Assignment | Your answer must be the full listing, reproduced exactly.

Information shown |
----------------

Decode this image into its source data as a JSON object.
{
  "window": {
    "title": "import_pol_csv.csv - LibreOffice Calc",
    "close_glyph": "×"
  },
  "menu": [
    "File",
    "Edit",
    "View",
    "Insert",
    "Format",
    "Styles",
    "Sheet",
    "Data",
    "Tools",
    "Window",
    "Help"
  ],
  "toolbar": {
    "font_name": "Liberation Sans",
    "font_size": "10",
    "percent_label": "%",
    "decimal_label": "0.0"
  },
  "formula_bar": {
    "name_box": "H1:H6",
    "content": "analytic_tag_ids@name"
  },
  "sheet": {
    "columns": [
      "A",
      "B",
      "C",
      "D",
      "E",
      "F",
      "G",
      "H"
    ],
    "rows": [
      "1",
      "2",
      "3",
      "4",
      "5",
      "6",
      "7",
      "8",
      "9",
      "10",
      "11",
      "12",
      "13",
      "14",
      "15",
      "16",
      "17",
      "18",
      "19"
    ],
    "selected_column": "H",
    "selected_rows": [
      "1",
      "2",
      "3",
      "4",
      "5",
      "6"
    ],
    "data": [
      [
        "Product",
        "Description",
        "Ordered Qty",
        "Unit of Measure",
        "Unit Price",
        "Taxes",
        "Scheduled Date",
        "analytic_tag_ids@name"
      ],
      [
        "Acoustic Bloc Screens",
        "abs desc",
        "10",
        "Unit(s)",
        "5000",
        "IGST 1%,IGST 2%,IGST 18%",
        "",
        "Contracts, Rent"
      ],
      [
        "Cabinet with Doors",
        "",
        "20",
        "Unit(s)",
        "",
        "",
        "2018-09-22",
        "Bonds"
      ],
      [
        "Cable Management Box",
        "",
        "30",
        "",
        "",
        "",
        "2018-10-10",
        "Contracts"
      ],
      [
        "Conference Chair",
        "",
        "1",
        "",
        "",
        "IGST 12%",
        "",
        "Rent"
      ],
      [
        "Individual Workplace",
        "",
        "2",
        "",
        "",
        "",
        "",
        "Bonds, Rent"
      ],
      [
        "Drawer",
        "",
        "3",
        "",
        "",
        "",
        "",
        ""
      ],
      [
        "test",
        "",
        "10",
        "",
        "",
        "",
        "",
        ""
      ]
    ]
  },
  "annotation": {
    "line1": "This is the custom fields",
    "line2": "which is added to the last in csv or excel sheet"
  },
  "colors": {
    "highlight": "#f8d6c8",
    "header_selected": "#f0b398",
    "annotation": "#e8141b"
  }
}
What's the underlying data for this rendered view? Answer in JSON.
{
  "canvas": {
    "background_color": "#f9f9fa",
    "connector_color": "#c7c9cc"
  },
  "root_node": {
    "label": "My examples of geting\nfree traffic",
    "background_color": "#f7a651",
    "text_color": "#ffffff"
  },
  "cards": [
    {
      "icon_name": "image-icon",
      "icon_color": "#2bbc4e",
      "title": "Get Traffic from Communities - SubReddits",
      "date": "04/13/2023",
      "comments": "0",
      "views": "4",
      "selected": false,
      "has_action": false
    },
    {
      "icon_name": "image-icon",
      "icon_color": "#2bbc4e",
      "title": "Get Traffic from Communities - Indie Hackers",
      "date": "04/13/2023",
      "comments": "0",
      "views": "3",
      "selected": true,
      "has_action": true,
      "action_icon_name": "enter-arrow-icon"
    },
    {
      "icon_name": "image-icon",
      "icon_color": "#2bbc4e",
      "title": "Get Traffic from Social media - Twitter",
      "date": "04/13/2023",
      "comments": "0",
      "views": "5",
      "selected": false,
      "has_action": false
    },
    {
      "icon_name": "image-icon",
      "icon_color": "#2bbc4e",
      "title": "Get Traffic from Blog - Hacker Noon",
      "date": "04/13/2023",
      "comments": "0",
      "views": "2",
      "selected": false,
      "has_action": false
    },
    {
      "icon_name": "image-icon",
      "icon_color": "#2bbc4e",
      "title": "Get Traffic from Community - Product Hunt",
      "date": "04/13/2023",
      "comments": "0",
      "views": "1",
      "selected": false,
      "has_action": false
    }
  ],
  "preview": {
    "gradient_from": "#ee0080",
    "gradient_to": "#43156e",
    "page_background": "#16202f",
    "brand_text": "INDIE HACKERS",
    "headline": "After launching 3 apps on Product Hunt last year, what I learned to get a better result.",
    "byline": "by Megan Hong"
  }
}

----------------

Solution to the exercise |
Decode this image into its source data as a JSON object.
{
  "window": {
    "title": "import_pol_csv.csv - LibreOffice Calc",
    "close_glyph": "×"
  },
  "menu": [
    "File",
    "Edit",
    "View",
    "Insert",
    "Format",
    "Styles",
    "Sheet",
    "Data",
    "Tools",
    "Window",
    "Help"
  ],
  "toolbar": {
    "font_name": "Liberation Sans",
    "font_size": "10",
    "percent_label": "%",
    "decimal_label": "0.0"
  },
  "formula_bar": {
    "name_box": "H1:H6",
    "content": "analytic_tag_ids@name"
  },
  "sheet": {
    "columns": [
      "A",
      "B",
      "C",
      "D",
      "E",
      "F",
      "G",
      "H"
    ],
    "rows": [
      "1",
      "2",
      "3",
      "4",
      "5",
      "6",
      "7",
      "8",
      "9",
      "10",
      "11",
      "12",
      "13",
      "14",
      "15",
      "16",
      "17",
      "18",
      "19"
    ],
    "selected_column": "H",
    "selected_rows": [
      "1",
      "2",
      "3",
      "4",
      "5",
      "6"
    ],
    "data": [
      [
        "Product",
        "Description",
        "Ordered Qty",
        "Unit of Measure",
        "Unit Price",
        "Taxes",
        "Scheduled Date",
        "analytic_tag_ids@name"
      ],
      [
        "Acoustic Bloc Screens",
        "abs desc",
        "10",
        "Unit(s)",
        "5000",
        "IGST 1%,IGST 2%,IGST 18%",
        "",
        "Contracts, Rent"
      ],
      [
        "Cabinet with Doors",
        "",
        "20",
        "Unit(s)",
        "",
        "",
        "2018-09-22",
        "Bonds"
      ],
      [
        "Cable Management Box",
        "",
        "30",
        "",
        "",
        "",
        "2018-10-10",
        "Contracts"
      ],
      [
        "Conference Chair",
        "",
        "1",
        "",
        "",
        "IGST 12%",
        "",
        "Rent"
      ],
      [
        "Individual Workplace",
        "",
        "2",
        "",
        "",
        "",
        "",
        "Bonds, Rent"
      ],
      [
        "Drawer",
        "",
        "3",
        "",
        "",
        "",
        "",
        ""
      ],
      [
        "test",
        "",
        "10",
        "",
        "",
        "",
        "",
        ""
      ]
    ]
  },
  "annotation": {
    "line1": "This is the custom fields",
    "line2": "which is added to the last in csv or excel sheet"
  },
  "colors": {
    "highlight": "#f8d6c8",
    "header_selected": "#f0b398",
    "annotation": "#e8141b"
  }
}
What's the underlying data for this rendered view? Answer in JSON.
{
  "canvas": {
    "background_color": "#f9f9fa",
    "connector_color": "#c7c9cc"
  },
  "root_node": {
    "label": "My examples of geting\nfree traffic",
    "background_color": "#f7a651",
    "text_color": "#ffffff"
  },
  "cards": [
    {
      "icon_name": "image-icon",
      "icon_color": "#2bbc4e",
      "title": "Get Traffic from Communities - SubReddits",
      "date": "04/13/2023",
      "comments": "0",
      "views": "4",
      "selected": false,
      "has_action": false
    },
    {
      "icon_name": "image-icon",
      "icon_color": "#2bbc4e",
      "title": "Get Traffic from Communities - Indie Hackers",
      "date": "04/13/2023",
      "comments": "0",
      "views": "3",
      "selected": true,
      "has_action": true,
      "action_icon_name": "enter-arrow-icon"
    },
    {
      "icon_name": "image-icon",
      "icon_color": "#2bbc4e",
      "title": "Get Traffic from Social media - Twitter",
      "date": "04/13/2023",
      "comments": "0",
      "views": "5",
      "selected": false,
      "has_action": false
    },
    {
      "icon_name": "image-icon",
      "icon_color": "#2bbc4e",
      "title": "Get Traffic from Blog - Hacker Noon",
      "date": "04/13/2023",
      "comments": "0",
      "views": "2",
      "selected": false,
      "has_action": false
    },
    {
      "icon_name": "image-icon",
      "icon_color": "#2bbc4e",
      "title": "Get Traffic from Community - Product Hunt",
      "date": "04/13/2023",
      "comments": "0",
      "views": "1",
      "selected": false,
      "has_action": false
    }
  ],
  "preview": {
    "gradient_from": "#ee0080",
    "gradient_to": "#43156e",
    "page_background": "#16202f",
    "brand_text": "INDIE HACKERS",
    "headline": "After launching 3 apps on Product Hunt last year, what I learned to get a better result.",
    "byline": "by Megan Hong"
  }
}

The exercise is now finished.